* [ASSIGNED TASK]
Check each line of the records below for the word "Perspective" and copy those where it appears.

* [RECORDS SHOWN]
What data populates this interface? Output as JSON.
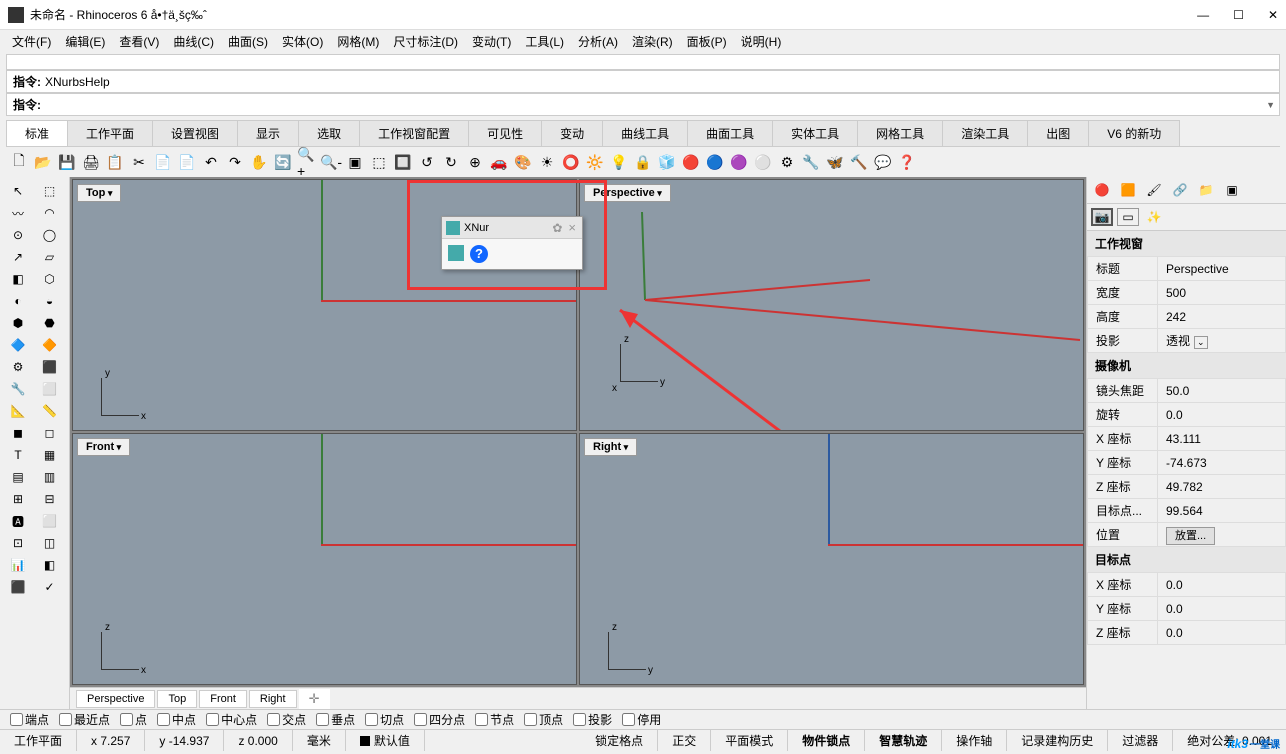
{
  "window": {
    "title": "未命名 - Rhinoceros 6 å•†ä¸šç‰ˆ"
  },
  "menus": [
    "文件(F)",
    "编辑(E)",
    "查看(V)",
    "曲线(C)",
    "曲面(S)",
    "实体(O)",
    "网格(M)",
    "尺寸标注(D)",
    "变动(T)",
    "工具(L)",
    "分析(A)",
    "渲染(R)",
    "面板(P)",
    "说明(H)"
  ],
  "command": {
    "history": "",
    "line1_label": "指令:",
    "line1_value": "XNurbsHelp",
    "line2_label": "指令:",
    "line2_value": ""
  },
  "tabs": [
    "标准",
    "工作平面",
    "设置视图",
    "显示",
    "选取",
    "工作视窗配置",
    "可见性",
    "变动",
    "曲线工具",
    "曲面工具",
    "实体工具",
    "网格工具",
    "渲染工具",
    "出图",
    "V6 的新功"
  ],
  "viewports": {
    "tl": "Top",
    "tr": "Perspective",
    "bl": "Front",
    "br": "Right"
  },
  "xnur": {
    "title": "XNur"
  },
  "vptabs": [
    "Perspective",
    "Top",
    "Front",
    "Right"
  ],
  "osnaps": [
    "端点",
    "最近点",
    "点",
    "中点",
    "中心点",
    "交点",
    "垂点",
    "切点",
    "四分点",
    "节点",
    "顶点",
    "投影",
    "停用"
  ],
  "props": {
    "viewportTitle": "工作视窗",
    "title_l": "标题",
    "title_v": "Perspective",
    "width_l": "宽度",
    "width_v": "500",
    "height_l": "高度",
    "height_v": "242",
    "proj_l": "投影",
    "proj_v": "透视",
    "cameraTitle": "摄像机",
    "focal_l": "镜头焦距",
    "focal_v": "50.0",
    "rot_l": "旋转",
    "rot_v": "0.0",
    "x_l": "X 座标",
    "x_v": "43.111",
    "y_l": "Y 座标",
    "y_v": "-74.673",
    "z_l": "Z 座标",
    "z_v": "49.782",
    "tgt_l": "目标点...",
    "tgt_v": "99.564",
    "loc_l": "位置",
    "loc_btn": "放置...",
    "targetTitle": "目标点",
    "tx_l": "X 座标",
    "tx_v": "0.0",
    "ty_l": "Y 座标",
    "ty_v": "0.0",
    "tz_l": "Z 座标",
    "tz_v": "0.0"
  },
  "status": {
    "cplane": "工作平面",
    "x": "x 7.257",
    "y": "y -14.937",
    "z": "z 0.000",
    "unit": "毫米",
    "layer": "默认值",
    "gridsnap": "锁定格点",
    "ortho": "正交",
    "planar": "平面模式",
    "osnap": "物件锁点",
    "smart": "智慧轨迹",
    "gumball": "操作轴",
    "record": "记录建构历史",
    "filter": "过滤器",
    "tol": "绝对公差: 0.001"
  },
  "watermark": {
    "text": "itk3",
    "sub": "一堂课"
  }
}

* [RESPONSE BELOW]
    "tr": "Perspective",
    "Perspective",
    "title_v": "Perspective",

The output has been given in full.